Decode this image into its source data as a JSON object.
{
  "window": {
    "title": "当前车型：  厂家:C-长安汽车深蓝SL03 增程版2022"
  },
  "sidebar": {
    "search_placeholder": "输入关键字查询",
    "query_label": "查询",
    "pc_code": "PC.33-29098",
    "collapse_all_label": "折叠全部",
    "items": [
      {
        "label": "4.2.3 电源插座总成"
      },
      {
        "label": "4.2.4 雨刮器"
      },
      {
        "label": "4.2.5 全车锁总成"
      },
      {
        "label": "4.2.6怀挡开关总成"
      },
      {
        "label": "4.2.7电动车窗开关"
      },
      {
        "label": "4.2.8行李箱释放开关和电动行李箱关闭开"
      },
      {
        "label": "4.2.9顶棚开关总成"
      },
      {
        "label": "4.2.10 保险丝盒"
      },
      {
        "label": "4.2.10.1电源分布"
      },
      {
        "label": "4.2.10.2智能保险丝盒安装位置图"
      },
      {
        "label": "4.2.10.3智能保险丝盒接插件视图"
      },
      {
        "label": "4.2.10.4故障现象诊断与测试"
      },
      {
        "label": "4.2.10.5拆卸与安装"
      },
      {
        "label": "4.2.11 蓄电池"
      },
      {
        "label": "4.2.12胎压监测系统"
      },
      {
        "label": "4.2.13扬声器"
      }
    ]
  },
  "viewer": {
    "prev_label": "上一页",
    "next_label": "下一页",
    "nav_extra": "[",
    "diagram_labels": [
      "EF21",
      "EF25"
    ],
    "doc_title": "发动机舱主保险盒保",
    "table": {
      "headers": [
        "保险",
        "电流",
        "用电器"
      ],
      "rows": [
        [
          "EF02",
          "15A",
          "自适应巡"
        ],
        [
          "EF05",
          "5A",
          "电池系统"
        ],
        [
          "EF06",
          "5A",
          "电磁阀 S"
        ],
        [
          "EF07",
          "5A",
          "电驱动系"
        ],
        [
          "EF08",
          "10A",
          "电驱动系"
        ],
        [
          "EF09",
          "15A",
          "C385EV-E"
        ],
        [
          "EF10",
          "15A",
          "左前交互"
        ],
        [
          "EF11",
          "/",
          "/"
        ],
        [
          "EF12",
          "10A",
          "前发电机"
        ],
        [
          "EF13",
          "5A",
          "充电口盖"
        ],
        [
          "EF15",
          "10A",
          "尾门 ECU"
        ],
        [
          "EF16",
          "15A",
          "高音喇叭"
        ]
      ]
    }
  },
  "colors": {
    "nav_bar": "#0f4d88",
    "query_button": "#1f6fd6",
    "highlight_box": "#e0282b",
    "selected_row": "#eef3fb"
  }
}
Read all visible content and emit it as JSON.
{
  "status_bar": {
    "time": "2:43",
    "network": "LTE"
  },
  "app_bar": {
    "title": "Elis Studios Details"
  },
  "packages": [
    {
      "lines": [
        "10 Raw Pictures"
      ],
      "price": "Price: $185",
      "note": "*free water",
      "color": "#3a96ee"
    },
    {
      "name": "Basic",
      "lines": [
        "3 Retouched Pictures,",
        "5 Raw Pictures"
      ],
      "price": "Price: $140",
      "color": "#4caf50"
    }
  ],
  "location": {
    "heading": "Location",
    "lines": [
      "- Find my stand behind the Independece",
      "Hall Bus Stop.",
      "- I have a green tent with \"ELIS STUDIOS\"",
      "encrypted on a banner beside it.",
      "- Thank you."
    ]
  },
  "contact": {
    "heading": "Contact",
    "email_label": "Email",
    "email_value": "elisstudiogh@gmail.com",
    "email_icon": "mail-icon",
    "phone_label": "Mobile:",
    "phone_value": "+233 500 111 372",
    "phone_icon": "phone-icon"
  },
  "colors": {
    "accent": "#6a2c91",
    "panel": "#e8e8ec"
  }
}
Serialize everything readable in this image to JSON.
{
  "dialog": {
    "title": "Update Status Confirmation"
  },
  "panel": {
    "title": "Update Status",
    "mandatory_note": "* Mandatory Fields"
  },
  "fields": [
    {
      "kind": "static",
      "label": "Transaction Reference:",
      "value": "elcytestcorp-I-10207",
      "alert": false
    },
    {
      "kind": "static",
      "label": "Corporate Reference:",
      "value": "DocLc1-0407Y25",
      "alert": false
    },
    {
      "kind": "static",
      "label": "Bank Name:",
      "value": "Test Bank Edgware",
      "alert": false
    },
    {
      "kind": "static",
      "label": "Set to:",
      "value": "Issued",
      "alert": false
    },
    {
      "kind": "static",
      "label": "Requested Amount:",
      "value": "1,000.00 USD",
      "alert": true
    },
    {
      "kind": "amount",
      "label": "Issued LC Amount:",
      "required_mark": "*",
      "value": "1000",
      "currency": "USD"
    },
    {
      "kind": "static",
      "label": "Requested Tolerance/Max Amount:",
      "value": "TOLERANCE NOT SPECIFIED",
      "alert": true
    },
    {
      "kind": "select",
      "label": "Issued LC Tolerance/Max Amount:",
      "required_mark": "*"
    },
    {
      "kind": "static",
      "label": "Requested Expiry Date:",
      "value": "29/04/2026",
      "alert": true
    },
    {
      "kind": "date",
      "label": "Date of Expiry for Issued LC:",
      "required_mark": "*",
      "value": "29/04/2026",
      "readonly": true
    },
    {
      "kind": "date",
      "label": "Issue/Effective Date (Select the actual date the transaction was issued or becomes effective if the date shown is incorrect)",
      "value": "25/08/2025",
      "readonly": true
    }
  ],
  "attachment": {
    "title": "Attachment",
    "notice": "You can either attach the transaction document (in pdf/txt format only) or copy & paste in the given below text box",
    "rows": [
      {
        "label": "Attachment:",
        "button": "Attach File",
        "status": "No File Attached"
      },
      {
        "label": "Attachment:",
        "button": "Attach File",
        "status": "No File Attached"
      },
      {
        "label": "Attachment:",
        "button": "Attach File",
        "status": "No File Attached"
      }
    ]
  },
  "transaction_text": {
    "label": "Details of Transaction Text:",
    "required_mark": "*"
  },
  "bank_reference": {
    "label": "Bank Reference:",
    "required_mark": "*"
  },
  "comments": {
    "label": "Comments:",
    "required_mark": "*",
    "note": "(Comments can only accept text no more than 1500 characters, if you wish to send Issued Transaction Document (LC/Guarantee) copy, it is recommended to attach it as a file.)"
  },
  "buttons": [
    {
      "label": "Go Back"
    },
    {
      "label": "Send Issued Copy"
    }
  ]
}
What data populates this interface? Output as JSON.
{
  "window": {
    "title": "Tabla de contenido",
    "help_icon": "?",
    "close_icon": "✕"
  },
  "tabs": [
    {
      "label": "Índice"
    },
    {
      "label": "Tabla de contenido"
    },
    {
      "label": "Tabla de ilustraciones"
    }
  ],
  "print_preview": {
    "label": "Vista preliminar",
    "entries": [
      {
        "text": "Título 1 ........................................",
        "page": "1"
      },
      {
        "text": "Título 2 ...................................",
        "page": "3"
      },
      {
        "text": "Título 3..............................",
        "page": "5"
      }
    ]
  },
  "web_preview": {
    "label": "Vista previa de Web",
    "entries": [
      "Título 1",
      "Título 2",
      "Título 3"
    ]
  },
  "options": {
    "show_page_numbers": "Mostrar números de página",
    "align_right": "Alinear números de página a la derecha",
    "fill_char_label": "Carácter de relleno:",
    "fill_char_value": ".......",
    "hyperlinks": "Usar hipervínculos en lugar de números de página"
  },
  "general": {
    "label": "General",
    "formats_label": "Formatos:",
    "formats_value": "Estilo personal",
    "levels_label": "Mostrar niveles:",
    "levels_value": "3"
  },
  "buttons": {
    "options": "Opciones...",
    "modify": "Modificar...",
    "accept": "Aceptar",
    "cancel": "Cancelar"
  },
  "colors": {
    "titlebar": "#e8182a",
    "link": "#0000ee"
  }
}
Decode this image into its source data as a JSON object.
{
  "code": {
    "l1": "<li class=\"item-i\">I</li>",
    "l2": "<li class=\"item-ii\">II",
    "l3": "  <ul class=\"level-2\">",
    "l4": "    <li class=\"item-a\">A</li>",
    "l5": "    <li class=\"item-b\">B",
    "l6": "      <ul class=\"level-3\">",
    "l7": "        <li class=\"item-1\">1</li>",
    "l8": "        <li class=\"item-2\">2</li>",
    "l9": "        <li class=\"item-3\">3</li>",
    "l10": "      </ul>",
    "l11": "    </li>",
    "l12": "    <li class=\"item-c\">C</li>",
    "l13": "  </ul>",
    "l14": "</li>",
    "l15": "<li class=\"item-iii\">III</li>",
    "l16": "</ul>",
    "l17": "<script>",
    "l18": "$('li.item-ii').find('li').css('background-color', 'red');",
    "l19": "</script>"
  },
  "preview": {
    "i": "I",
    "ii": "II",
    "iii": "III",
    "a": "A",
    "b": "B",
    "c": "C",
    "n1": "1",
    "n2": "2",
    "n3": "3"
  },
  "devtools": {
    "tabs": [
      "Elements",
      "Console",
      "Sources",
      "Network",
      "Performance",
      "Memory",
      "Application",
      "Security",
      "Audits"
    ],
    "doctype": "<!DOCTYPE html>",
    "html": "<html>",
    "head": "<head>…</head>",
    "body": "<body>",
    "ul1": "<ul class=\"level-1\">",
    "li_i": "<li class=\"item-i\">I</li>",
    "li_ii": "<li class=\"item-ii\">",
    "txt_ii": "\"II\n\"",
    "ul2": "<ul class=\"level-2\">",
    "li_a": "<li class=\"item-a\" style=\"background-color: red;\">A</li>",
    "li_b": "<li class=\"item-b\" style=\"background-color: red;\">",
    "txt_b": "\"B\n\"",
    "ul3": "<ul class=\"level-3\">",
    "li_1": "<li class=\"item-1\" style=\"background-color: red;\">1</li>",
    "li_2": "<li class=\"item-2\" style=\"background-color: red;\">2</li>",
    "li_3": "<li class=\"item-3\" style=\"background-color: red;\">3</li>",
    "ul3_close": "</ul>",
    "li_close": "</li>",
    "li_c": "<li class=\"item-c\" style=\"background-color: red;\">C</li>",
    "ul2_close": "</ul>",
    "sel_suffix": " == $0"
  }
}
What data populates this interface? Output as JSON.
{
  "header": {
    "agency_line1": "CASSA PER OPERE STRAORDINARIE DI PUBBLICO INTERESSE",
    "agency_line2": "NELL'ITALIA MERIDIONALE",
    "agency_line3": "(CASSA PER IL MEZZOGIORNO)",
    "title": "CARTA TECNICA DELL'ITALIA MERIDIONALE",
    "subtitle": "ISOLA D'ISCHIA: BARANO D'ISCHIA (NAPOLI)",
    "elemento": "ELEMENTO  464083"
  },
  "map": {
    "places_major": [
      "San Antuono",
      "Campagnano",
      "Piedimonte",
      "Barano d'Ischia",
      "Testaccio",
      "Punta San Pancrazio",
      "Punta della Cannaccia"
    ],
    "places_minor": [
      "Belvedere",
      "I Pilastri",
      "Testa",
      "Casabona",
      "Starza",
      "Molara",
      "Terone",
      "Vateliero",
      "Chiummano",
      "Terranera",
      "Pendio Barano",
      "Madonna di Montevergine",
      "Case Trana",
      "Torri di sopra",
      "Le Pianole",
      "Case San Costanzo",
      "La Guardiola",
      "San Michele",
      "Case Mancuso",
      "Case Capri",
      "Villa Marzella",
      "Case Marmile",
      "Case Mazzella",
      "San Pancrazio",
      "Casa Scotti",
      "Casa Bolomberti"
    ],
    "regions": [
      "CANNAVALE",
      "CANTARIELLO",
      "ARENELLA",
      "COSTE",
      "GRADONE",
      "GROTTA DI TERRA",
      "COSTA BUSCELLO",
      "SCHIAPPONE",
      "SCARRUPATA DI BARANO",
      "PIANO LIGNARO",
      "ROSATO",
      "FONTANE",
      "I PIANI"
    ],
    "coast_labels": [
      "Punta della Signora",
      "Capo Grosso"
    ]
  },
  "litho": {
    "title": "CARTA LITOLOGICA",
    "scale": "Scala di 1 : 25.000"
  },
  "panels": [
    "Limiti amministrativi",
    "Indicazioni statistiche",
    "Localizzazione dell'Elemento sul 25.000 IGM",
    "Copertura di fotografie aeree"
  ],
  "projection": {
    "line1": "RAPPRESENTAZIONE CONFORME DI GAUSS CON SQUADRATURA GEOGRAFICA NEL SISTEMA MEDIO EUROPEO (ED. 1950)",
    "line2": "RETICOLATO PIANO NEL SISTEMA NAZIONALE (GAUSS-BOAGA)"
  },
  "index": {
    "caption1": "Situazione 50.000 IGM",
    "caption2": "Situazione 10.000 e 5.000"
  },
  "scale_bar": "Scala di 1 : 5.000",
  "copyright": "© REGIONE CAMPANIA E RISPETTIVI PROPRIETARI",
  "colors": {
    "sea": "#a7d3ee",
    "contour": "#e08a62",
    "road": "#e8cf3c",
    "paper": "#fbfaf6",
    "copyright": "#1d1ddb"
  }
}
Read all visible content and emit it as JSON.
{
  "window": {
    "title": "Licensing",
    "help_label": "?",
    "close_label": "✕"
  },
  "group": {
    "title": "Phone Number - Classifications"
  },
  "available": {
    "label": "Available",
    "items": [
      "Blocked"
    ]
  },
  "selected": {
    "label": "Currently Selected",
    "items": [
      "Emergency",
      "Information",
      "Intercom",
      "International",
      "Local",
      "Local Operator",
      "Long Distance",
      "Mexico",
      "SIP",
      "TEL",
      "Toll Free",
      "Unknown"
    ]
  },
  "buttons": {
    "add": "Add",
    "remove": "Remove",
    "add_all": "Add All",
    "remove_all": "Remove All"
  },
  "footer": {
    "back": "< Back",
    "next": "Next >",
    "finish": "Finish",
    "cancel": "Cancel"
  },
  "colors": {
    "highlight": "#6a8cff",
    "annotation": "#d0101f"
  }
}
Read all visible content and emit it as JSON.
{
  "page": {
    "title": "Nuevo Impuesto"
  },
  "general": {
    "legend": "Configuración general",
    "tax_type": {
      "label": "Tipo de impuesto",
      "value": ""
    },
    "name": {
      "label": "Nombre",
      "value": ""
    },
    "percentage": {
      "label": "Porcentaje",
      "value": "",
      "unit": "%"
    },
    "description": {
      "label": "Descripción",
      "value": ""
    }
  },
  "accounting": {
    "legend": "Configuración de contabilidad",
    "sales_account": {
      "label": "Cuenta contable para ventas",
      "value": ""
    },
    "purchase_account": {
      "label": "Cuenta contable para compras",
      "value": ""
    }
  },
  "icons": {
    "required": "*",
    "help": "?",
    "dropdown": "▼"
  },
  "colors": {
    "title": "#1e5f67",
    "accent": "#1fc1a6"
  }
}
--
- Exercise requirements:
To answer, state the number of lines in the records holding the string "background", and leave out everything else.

- Output of the task:
7